TH: Are there any products or software currently being developed by Midnight Tools that you can share? Can you also share information on your patents and the impact they have made on the oil and gas industry?
MJ: We currently offer several commercial products and continue to develop new configurations of these tools as well as work on new ideas, but don’t have anything new on the hardware front that we are ready to share today. Thus far, our products have been hardware based, but as part of our design process we have developed numerous internal software tools that we are considering refining into a software product to support and streamline product development. On the intellectual property front the 24+ month examination backlog at the U.S. Patent and Trademark office means that none of our patent IP has made it past the first office action stage yet but we hope to see this changing later this year or early next year.
TH: In addition, which products or patents are you most excited for your clients to utilize?
MJ: Currently I am most excited about our Continuous Spanner. This a product I wish I had during my time designing and operating wireline tools. Today most wireline tools are rigged up with a pin spanner which has remained effectively unchanged in a century. The rig up process, especially when a safety cable is used, requires frequently repositioning the spanner similar to using an open-ended wrench on a nut in a restricted space. This process is neither efficient nor ergonomically friendly and is especially costly in rig environments where day rates can range from $7 to well over $100 per minute. The Continuous Spanner is the only tool of this type that provides 360 degree bi-directional ratcheting which removes the need to reposition the tool and significantly increases the speed of the operation. Considering the number of tool joints and the frequency of rig-up and rig-down events the time savings can add up quickly.

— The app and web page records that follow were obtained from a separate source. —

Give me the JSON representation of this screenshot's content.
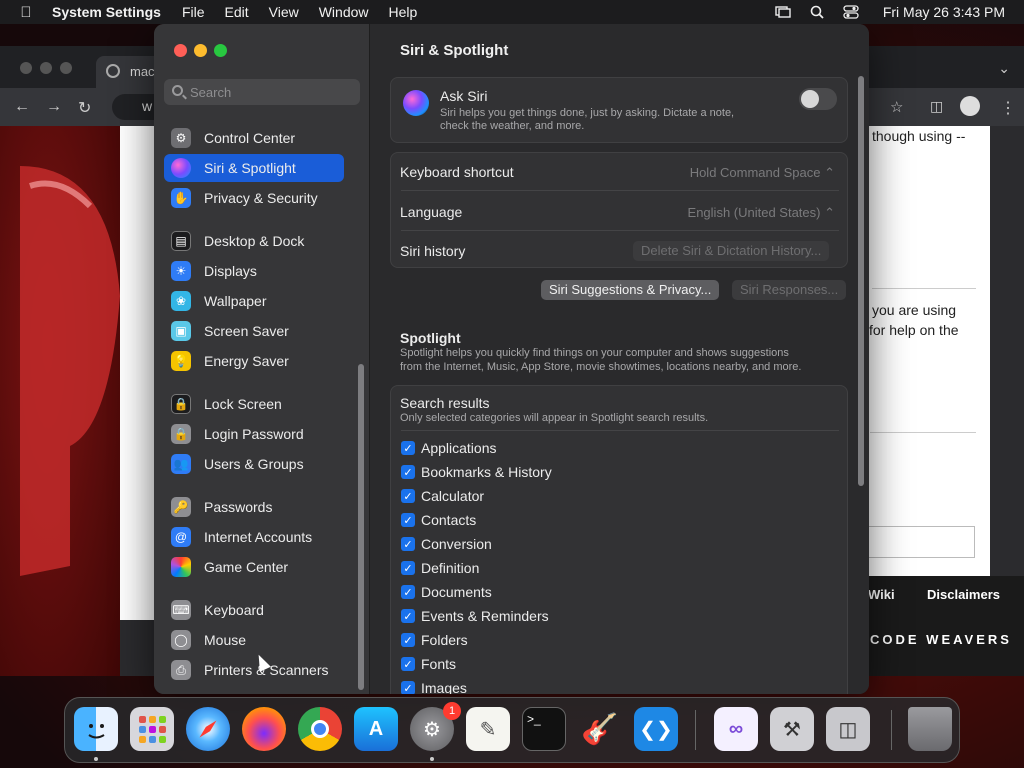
{
  "menubar": {
    "app_name": "System Settings",
    "menus": [
      "File",
      "Edit",
      "View",
      "Window",
      "Help"
    ],
    "clock": "Fri May 26  3:43 PM"
  },
  "browser": {
    "tab_title": "mac",
    "address_fragment": "w",
    "page_snippets": {
      "line1": "though using --",
      "line2": "you are using",
      "line3": "for help on the"
    },
    "footer_links": [
      "Wiki",
      "Disclaimers"
    ],
    "brand": "CODE WEAVERS"
  },
  "sidebar": {
    "search_placeholder": "Search",
    "items": [
      {
        "label": "Control Center",
        "icon": "control-center-icon",
        "color": "#6e6e72"
      },
      {
        "label": "Siri & Spotlight",
        "icon": "siri-icon",
        "color": "#7b4bff",
        "selected": true
      },
      {
        "label": "Privacy & Security",
        "icon": "hand-icon",
        "color": "#2f7cf6"
      },
      {
        "label": "Desktop & Dock",
        "icon": "desktop-dock-icon",
        "color": "#1c1c1e"
      },
      {
        "label": "Displays",
        "icon": "displays-icon",
        "color": "#2f7cf6"
      },
      {
        "label": "Wallpaper",
        "icon": "wallpaper-icon",
        "color": "#33b6e6"
      },
      {
        "label": "Screen Saver",
        "icon": "screen-saver-icon",
        "color": "#5ac8e8"
      },
      {
        "label": "Energy Saver",
        "icon": "energy-saver-icon",
        "color": "#f5c400"
      },
      {
        "label": "Lock Screen",
        "icon": "lock-icon",
        "color": "#1c1c1e"
      },
      {
        "label": "Login Password",
        "icon": "login-lock-icon",
        "color": "#8e8e92"
      },
      {
        "label": "Users & Groups",
        "icon": "users-icon",
        "color": "#2f7cf6"
      },
      {
        "label": "Passwords",
        "icon": "key-icon",
        "color": "#8e8e92"
      },
      {
        "label": "Internet Accounts",
        "icon": "at-icon",
        "color": "#2f7cf6"
      },
      {
        "label": "Game Center",
        "icon": "game-center-icon",
        "color": "#e040a0"
      },
      {
        "label": "Keyboard",
        "icon": "keyboard-icon",
        "color": "#8e8e92"
      },
      {
        "label": "Mouse",
        "icon": "mouse-icon",
        "color": "#8e8e92"
      },
      {
        "label": "Printers & Scanners",
        "icon": "printer-icon",
        "color": "#8e8e92"
      }
    ]
  },
  "main": {
    "title": "Siri & Spotlight",
    "ask_siri": {
      "label": "Ask Siri",
      "description_line1": "Siri helps you get things done, just by asking. Dictate a note,",
      "description_line2": "check the weather, and more.",
      "enabled": false
    },
    "keyboard_shortcut": {
      "label": "Keyboard shortcut",
      "value": "Hold Command Space"
    },
    "language": {
      "label": "Language",
      "value": "English (United States)"
    },
    "siri_history": {
      "label": "Siri history",
      "button": "Delete Siri & Dictation History..."
    },
    "buttons": {
      "suggestions": "Siri Suggestions & Privacy...",
      "responses": "Siri Responses..."
    },
    "spotlight": {
      "heading": "Spotlight",
      "description_line1": "Spotlight helps you quickly find things on your computer and shows suggestions",
      "description_line2": "from the Internet, Music, App Store, movie showtimes, locations nearby, and more."
    },
    "search_results": {
      "heading": "Search results",
      "description": "Only selected categories will appear in Spotlight search results.",
      "categories": [
        "Applications",
        "Bookmarks & History",
        "Calculator",
        "Contacts",
        "Conversion",
        "Definition",
        "Documents",
        "Events & Reminders",
        "Folders",
        "Fonts",
        "Images"
      ]
    }
  },
  "dock": {
    "apps": [
      "finder-icon",
      "launchpad-icon",
      "safari-icon",
      "firefox-icon",
      "chrome-icon",
      "app-store-icon",
      "system-settings-icon",
      "textedit-icon",
      "terminal-icon",
      "garageband-icon",
      "vscode-icon",
      "visual-studio-icon",
      "disk-utility-icon",
      "archive-utility-icon",
      "trash-icon"
    ],
    "badge": "1"
  }
}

TH: In what ways has Midnight Tools supported the oil and gas industry thus far? How do you hope to support or impact the industry in the future?
MJ: We currently support the oil and gas industry by developing specialty and niche tools to address the unique challenges and operating conditions present in the industry. We have also worked directly with clients to create customized solutions for their particular operational needs. Going forward, we plan to expand our commercial product offerings as well as continuing to provide custom tool design and fabrication services.
Tonae’ Hamilton has been a contributor and associate editor to the magazine for two years. She has been writing professionally for almost four years. In her free time, Tonae’ likes to spend time with her three pets, cook, and binge-watch Netflix shows. Tonae' has a Bachelor of Arts in Communication from McDaniel College.
Oil and gas operations are commonly found in remote locations far from company headquarters. Now, it's possible to monitor pump operations, collate and analyze seismic data, and track employees around the world from almost anywhere. Whether employees are in the office or in the field, the internet and related applications enable a greater multidirectional flow of information – and control – than ever before.